Commencement Ceremonies Honor ENG Graduates
Story and Photos by Sara Cody
All eyes were on the Class of 2017 as more than 360 graduates gathered at Commencement Exercises on May 20 in Agganis Arena to celebrate the next chapter of their lives. A common refrain throughout the day urged graduates to remember their roots as they moved forward in their new careers.
“Many of the attributes that we attempt to begin instilling in you beyond your degree so you can become successful societal engineers. But it turns out there is one attribute that may be the single most important ingredient to have success in life. And that is the ability, the willingness, the desire, the passion to work really hard,” said Dean Kenneth R. Lutchen. “It’s really hard to become an engineer, and not everyone can do it. But you can.”
Next, student speaker Lauren Etter (ME’17) shared her connection to the College mission of creating the societal engineer. She recounted her experience designing a water filtration system for a community in Zambia while participating in Engineers without Borders. A majority of the system was built in Boston and brought to the developing country for implementation. However, when she arrived she realized the tools that were so readily available in the United States were no longer at her disposal in the field and she had to improvise using the limited resources available. With help from the community elders, they worked together to devise a simple solution that allowed the water filtration system to be implemented successfully.

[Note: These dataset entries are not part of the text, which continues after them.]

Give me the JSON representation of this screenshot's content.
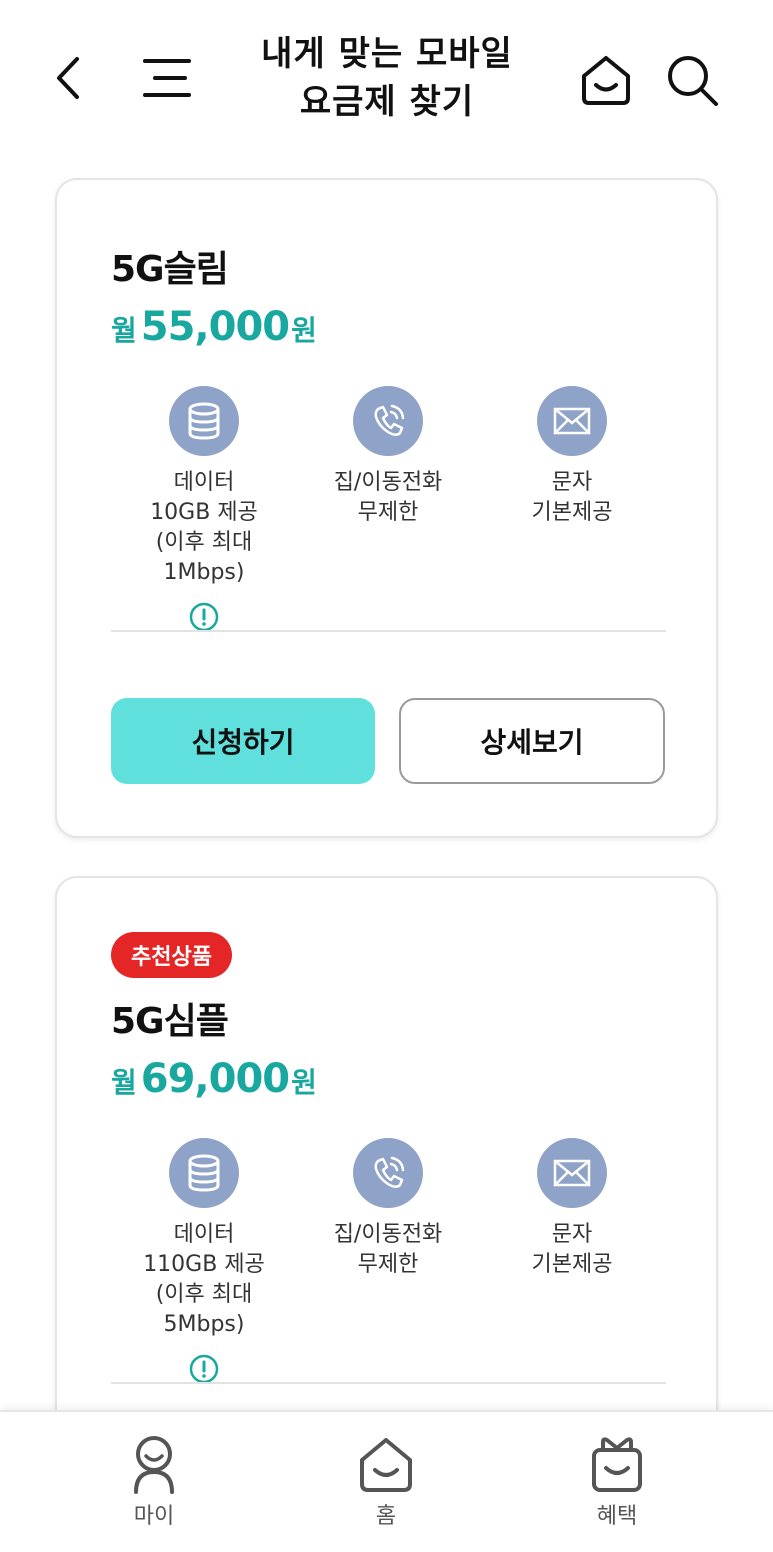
{
  "header": {
    "title_line1": "내게 맞는 모바일",
    "title_line2": "요금제 찾기",
    "icons": [
      "back-icon",
      "menu-icon",
      "home-icon",
      "search-icon"
    ]
  },
  "plans": [
    {
      "badge": "",
      "name": "5G슬림",
      "price_prefix": "월",
      "price": "55,000",
      "price_suffix": "원",
      "features": {
        "data": {
          "line1": "데이터",
          "line2": "10GB 제공",
          "line3": "(이후 최대 1Mbps)"
        },
        "call": {
          "line1": "집/이동전화",
          "line2": "무제한"
        },
        "sms": {
          "line1": "문자",
          "line2": "기본제공"
        }
      },
      "apply_label": "신청하기",
      "detail_label": "상세보기"
    },
    {
      "badge": "추천상품",
      "name": "5G심플",
      "price_prefix": "월",
      "price": "69,000",
      "price_suffix": "원",
      "features": {
        "data": {
          "line1": "데이터",
          "line2": "110GB 제공",
          "line3": "(이후 최대 5Mbps)"
        },
        "call": {
          "line1": "집/이동전화",
          "line2": "무제한"
        },
        "sms": {
          "line1": "문자",
          "line2": "기본제공"
        }
      }
    }
  ],
  "bottom_nav": {
    "my": "마이",
    "home": "홈",
    "benefit": "혜택"
  },
  "colors": {
    "accent_teal": "#18a8a0",
    "apply_button": "#5fe0dc",
    "badge_red": "#e52626",
    "feature_icon_bg": "#8ea3c7"
  }
}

“The societal engineer is the bold idea of having an awareness of your surroundings and being able to contribute positively through problem solving,” said Etter. “We have an obligation to engage with our world. We have the technical foundation and the moral obligation to make a difference. Through our education here at BU, we’ve come to realize that being a societal engineer means being dynamic in our solutions.”
Colin Angle, CEO and co-founder of iRobot Corp., presented the commencement address, which focused on his experience building a company and provided advice for graduates moving into the working world, particularly around finding the best cultural fit.
“Most of you are about to enter the workforce and you want a job that you will enjoy at an employer that will value in return. Companies, like people, have personalities and there are ones that you will like and some that you will not,” said Angle. “Your longer term happiness in any job and your career is based on being a part of something you believe in and that align well with who you are.”
Angle went on to describe the values and culture that he has built at iRobot. He told how his company provided aid to Japan to mitigate the Fukushima nuclear disaster after a tsunami triggered a meltdown. His company donated a half a million dollars’ worth of robots and sent a team of engineers to train the disaster team in how to operate them. The robots were deployed into the reactors to create radiation maps to seek out the safest pathway to allow an operator wearing protective clothing to reach to the control room and shut down the reactor without receiving a fatal dose of radiation.
Lutchen presented Department Awards for Teaching Excellence to Associate Professor Michael Smith (BME), Senior Lecturer and Research Assistant Professor Tali Moreshet (ECE) and Senior Lecturer Caleb Farny (ME), who also received Outstanding Professor of the Year. Associate Professor Tyrone Porter (ME, MSE) was recognized with the Faculty Service Award.
Later that afternoon, more than 280 master’s and 59 PhD graduates were celebrated for their achievements in the Fitness and Recreation Center, while their friends and families looked on.
“When you go for a PhD or master’s degree, you have chosen your profession and that obligates you to continuously question the central tenants of your discipline and your field,” said Lutchen. “Therefore, you constantly advance the forefronts of knowledge and translate that new knowledge into discoveries and innovations for society.”
Professor Daniel Beard (BME’93), Department of Molecular and Integrative Physiology and Carl J. Wiggers Collegiate Professor of Cardiovascular Physiology at the University of Michigan, addressed the crowd, crediting his experience as an undergraduate at BU to inspire him to follow a career in academia.
“Having a career in academia means you get paid to learn. You get to think, to design, to try, to dream, to build things and break things and you fail and you learn, and I never knew this was possible until I came here,” said Beard. “Now, it’s time to follow your potential and get to work.”